Even though Congress and President Trump have reached a temporary deal to end the month-long government shutdown, the country faces lingering uncertainty about the economic implications of the extended budgetary standoff. To find out how the shutdown impacted their overall business outlook, as well as if and how their business was affected, Paychex, Inc. recently surveyed 300 business owners with 100 employees or less.
According to the survey, 19 percent of business owners said the shutdown had a negative impact on their business outlook. Despite the length of the shutdown, the future outlook for the majority (68 percent) of business owners was unaffected. Meanwhile, 13 percent reported that the shutdown had a positive impact on their business outlook.
Paychex found that 21 percent of business owners surveyed were directly impacted by the shutdown. The remaining 79 percent were not impacted. Of those experiencing the effects, the decrease in federal worker customers had the largest impact (41 percent), followed by:
- Payment delay from government contractors whose services their businesses rely upon (33 percent)
- Inability to apply for a Small Business Administration (SBA) loan (29 percent)
- Awaiting approval on an SBA loan application submitted before the shutdown (24 percent)
- Suspension of data services regularly provided by the federal government (22 percent)
- Inability to access E-Verify (17 percent)
“We’re encouraged from an economic standpoint to see that the government shutdown did not impede business sentiment for many, and most of the owners we surveyed were able to conduct business as usual,” said Martin Mucci, Paychex president and CEO. “Though many businesses weren’t affected, we know that some are still facing significant challenges due to the shutdown. Our advice is to stay informed by talking to financial advisors and other trusted business partners about how to manage cash flow disruptions and preparing for a second shutdown if the temporary resolution runs out on February 15 without a permanent agreement in place.”
For Drew Boling, owner of Custom Vehicle Upfitters, which sells and installs emergency vehicle equipment to government agencies, the shutdown impacted his bottom line.

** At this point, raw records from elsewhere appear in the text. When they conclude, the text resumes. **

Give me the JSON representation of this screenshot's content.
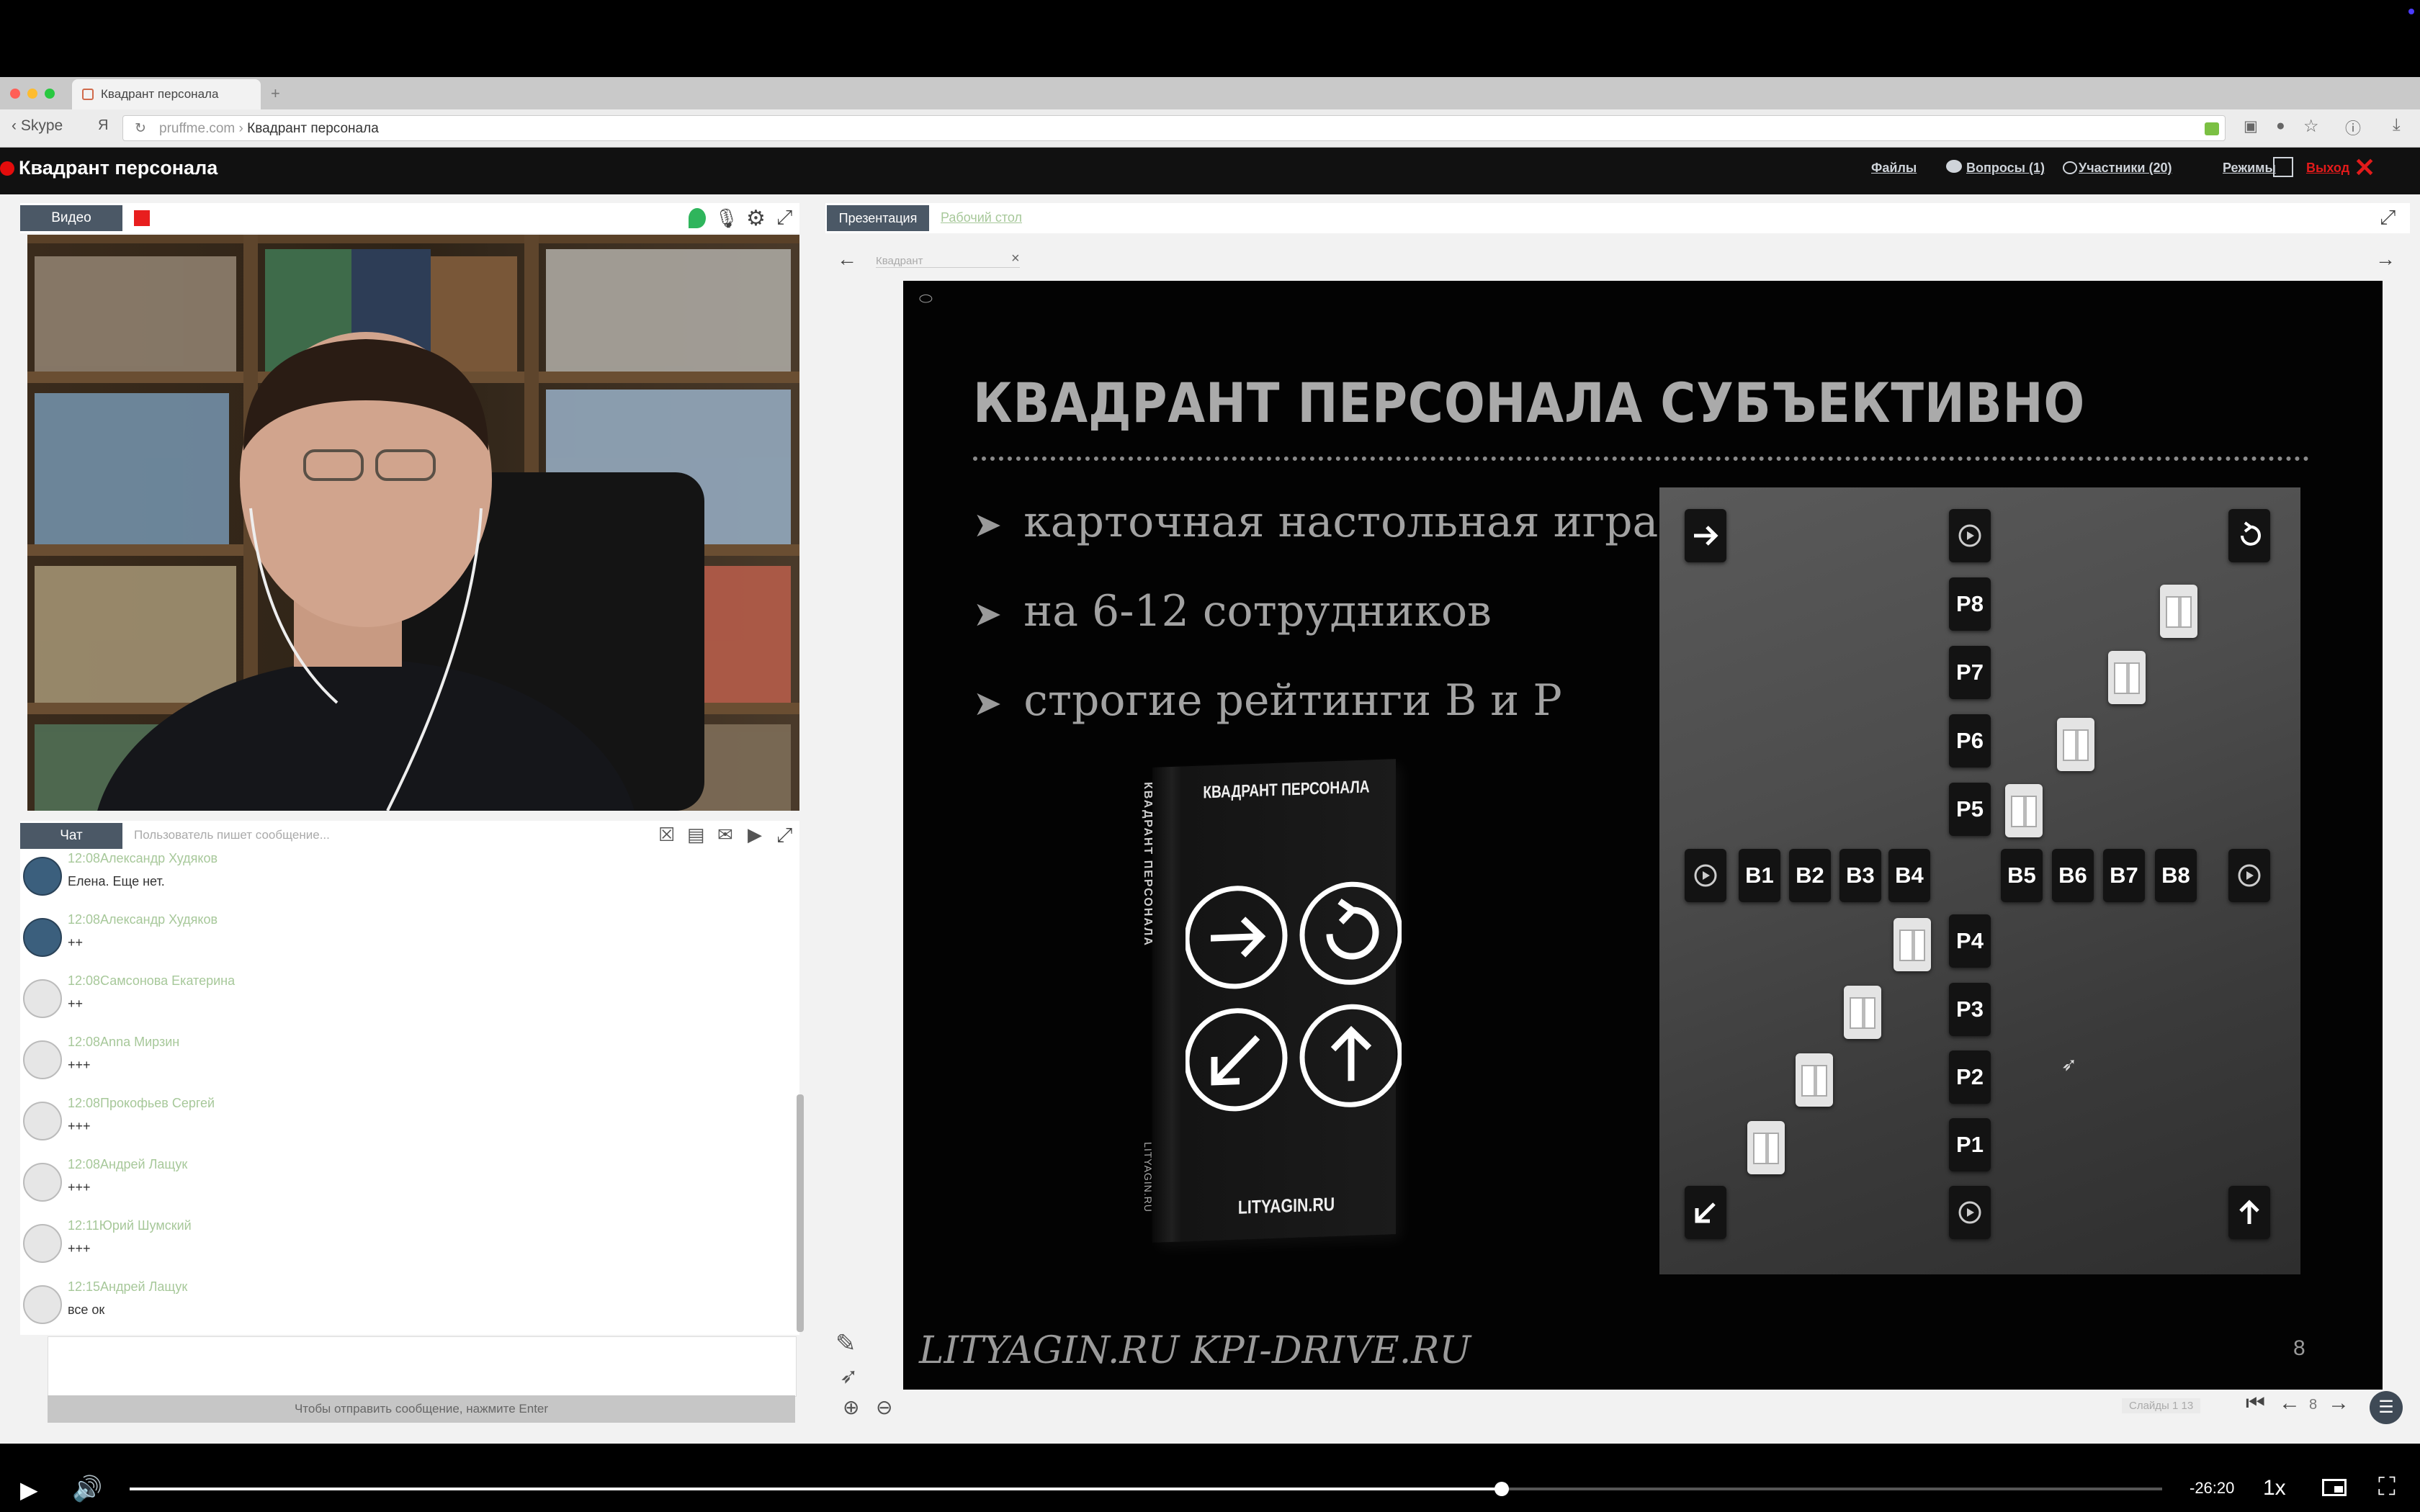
{
  "browser": {
    "tab_title": "Квадрант персонала",
    "back_label": "Skype",
    "url_domain": "pruffme.com",
    "url_title": "Квадрант персонала"
  },
  "app": {
    "title": "Квадрант персонала",
    "nav": {
      "files": "Файлы",
      "questions": "Вопросы (1)",
      "participants": "Участники (20)",
      "modes": "Режимы",
      "exit": "Выход"
    }
  },
  "video_panel": {
    "tab_label": "Видео"
  },
  "chat": {
    "tab_label": "Чат",
    "typing_text": "Пользователь пишет сообщение...",
    "send_hint": "Чтобы отправить сообщение, нажмите Enter",
    "messages": [
      {
        "time": "12:08",
        "author": "Александр Худяков",
        "text": "Елена. Еще нет."
      },
      {
        "time": "12:08",
        "author": "Александр Худяков",
        "text": "++"
      },
      {
        "time": "12:08",
        "author": "Самсонова Екатерина",
        "text": "++"
      },
      {
        "time": "12:08",
        "author": "Anna Мирзин",
        "text": "+++"
      },
      {
        "time": "12:08",
        "author": "Прокофьев Сергей",
        "text": "+++"
      },
      {
        "time": "12:08",
        "author": "Андрей Лащук",
        "text": "+++"
      },
      {
        "time": "12:11",
        "author": "Юрий Шумский",
        "text": "+++"
      },
      {
        "time": "12:15",
        "author": "Андрей Лащук",
        "text": "все ок"
      }
    ]
  },
  "presentation": {
    "tab_presentation": "Презентация",
    "tab_desktop": "Рабочий стол",
    "doc_tab": "Квадрант",
    "slide": {
      "title": "КВАДРАНТ ПЕРСОНАЛА СУБЪЕКТИВНО",
      "bullets": [
        "карточная настольная игра",
        "на 6-12 сотрудников",
        "строгие рейтинги  В и Р"
      ],
      "book_title": "КВАДРАНТ ПЕРСОНАЛА",
      "book_spine": "КВАДРАНТ ПЕРСОНАЛА",
      "book_site": "LITYAGIN.RU",
      "book_spine_site": "LITYAGIN.RU",
      "footer": "LITYAGIN.RU  KPI-DRIVE.RU",
      "slide_number": "8",
      "board": {
        "p_labels": [
          "P8",
          "P7",
          "P6",
          "P5",
          "P4",
          "P3",
          "P2",
          "P1"
        ],
        "b_left": [
          "B1",
          "B2",
          "B3",
          "B4"
        ],
        "b_right": [
          "B5",
          "B6",
          "B7",
          "B8"
        ]
      }
    },
    "pager": {
      "slides_label": "Слайды  1   13",
      "current": "8"
    }
  },
  "player": {
    "time_remaining": "-26:20",
    "speed": "1x",
    "progress": 0.675
  }
}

“We have clients that have received their products and services but could not pay for them during the shutdown,” said Boling. “We were also not getting any new business from affected agencies. In addition, we are in the process of buying a new building, and part of the purchase will be funded through an SBA loan. We have been told that this loan could take twice as long as normal because of the shutdown.”